━━ WORKING DATA

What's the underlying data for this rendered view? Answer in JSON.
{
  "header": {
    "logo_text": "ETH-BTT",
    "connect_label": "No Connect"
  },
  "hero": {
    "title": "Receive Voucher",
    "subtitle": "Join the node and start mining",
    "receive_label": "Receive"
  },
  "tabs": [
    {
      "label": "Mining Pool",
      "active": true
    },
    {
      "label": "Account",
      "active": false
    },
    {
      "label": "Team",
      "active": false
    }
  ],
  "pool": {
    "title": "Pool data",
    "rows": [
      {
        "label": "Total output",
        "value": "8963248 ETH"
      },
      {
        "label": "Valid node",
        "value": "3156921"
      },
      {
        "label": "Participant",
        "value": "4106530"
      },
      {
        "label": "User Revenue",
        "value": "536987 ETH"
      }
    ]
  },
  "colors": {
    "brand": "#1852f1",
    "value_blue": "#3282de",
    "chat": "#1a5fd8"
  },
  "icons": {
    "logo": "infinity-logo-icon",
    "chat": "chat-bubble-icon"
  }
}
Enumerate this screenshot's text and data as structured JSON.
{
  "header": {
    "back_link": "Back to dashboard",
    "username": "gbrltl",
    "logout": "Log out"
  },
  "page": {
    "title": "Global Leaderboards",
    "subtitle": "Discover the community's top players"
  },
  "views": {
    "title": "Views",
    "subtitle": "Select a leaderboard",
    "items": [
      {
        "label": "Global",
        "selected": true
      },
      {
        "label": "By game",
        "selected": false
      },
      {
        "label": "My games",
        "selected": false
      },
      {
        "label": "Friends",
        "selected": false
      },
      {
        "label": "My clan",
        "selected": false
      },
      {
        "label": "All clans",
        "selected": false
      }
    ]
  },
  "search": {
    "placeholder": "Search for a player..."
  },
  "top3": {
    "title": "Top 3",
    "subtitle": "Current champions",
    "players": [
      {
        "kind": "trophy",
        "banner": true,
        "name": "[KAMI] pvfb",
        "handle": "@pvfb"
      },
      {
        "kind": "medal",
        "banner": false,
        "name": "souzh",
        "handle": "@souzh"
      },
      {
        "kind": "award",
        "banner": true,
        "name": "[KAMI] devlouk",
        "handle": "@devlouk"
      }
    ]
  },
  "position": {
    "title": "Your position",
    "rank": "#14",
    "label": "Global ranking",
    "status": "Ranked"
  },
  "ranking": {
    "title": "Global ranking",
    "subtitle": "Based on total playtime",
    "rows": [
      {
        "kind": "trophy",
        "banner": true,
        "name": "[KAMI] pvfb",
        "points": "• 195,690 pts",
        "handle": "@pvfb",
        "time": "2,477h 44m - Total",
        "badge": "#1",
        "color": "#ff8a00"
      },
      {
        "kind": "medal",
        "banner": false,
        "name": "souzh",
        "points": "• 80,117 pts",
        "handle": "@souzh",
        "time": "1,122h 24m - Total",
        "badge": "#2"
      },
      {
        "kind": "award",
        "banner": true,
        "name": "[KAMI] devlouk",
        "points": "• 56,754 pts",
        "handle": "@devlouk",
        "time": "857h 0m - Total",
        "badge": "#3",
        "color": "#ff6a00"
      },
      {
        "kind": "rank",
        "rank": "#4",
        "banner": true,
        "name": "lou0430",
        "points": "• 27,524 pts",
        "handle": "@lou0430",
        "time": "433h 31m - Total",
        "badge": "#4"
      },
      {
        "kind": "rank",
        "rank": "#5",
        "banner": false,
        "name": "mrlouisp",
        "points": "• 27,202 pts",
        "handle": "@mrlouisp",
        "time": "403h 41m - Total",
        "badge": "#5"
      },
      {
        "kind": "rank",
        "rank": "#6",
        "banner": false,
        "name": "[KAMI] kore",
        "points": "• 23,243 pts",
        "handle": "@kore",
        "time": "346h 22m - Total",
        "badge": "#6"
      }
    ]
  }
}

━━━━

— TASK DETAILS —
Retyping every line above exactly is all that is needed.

— YOUR SOLUTION —
What's the underlying data for this rendered view? Answer in JSON.
{
  "header": {
    "logo_text": "ETH-BTT",
    "connect_label": "No Connect"
  },
  "hero": {
    "title": "Receive Voucher",
    "subtitle": "Join the node and start mining",
    "receive_label": "Receive"
  },
  "tabs": [
    {
      "label": "Mining Pool",
      "active": true
    },
    {
      "label": "Account",
      "active": false
    },
    {
      "label": "Team",
      "active": false
    }
  ],
  "pool": {
    "title": "Pool data",
    "rows": [
      {
        "label": "Total output",
        "value": "8963248 ETH"
      },
      {
        "label": "Valid node",
        "value": "3156921"
      },
      {
        "label": "Participant",
        "value": "4106530"
      },
      {
        "label": "User Revenue",
        "value": "536987 ETH"
      }
    ]
  },
  "colors": {
    "brand": "#1852f1",
    "value_blue": "#3282de",
    "chat": "#1a5fd8"
  },
  "icons": {
    "logo": "infinity-logo-icon",
    "chat": "chat-bubble-icon"
  }
}
Enumerate this screenshot's text and data as structured JSON.
{
  "header": {
    "back_link": "Back to dashboard",
    "username": "gbrltl",
    "logout": "Log out"
  },
  "page": {
    "title": "Global Leaderboards",
    "subtitle": "Discover the community's top players"
  },
  "views": {
    "title": "Views",
    "subtitle": "Select a leaderboard",
    "items": [
      {
        "label": "Global",
        "selected": true
      },
      {
        "label": "By game",
        "selected": false
      },
      {
        "label": "My games",
        "selected": false
      },
      {
        "label": "Friends",
        "selected": false
      },
      {
        "label": "My clan",
        "selected": false
      },
      {
        "label": "All clans",
        "selected": false
      }
    ]
  },
  "search": {
    "placeholder": "Search for a player..."
  },
  "top3": {
    "title": "Top 3",
    "subtitle": "Current champions",
    "players": [
      {
        "kind": "trophy",
        "banner": true,
        "name": "[KAMI] pvfb",
        "handle": "@pvfb"
      },
      {
        "kind": "medal",
        "banner": false,
        "name": "souzh",
        "handle": "@souzh"
      },
      {
        "kind": "award",
        "banner": true,
        "name": "[KAMI] devlouk",
        "handle": "@devlouk"
      }
    ]
  },
  "position": {
    "title": "Your position",
    "rank": "#14",
    "label": "Global ranking",
    "status": "Ranked"
  },
  "ranking": {
    "title": "Global ranking",
    "subtitle": "Based on total playtime",
    "rows": [
      {
        "kind": "trophy",
        "banner": true,
        "name": "[KAMI] pvfb",
        "points": "• 195,690 pts",
        "handle": "@pvfb",
        "time": "2,477h 44m - Total",
        "badge": "#1",
        "color": "#ff8a00"
      },
      {
        "kind": "medal",
        "banner": false,
        "name": "souzh",
        "points": "• 80,117 pts",
        "handle": "@souzh",
        "time": "1,122h 24m - Total",
        "badge": "#2"
      },
      {
        "kind": "award",
        "banner": true,
        "name": "[KAMI] devlouk",
        "points": "• 56,754 pts",
        "handle": "@devlouk",
        "time": "857h 0m - Total",
        "badge": "#3",
        "color": "#ff6a00"
      },
      {
        "kind": "rank",
        "rank": "#4",
        "banner": true,
        "name": "lou0430",
        "points": "• 27,524 pts",
        "handle": "@lou0430",
        "time": "433h 31m - Total",
        "badge": "#4"
      },
      {
        "kind": "rank",
        "rank": "#5",
        "banner": false,
        "name": "mrlouisp",
        "points": "• 27,202 pts",
        "handle": "@mrlouisp",
        "time": "403h 41m - Total",
        "badge": "#5"
      },
      {
        "kind": "rank",
        "rank": "#6",
        "banner": false,
        "name": "[KAMI] kore",
        "points": "• 23,243 pts",
        "handle": "@kore",
        "time": "346h 22m - Total",
        "badge": "#6"
      }
    ]
  }
}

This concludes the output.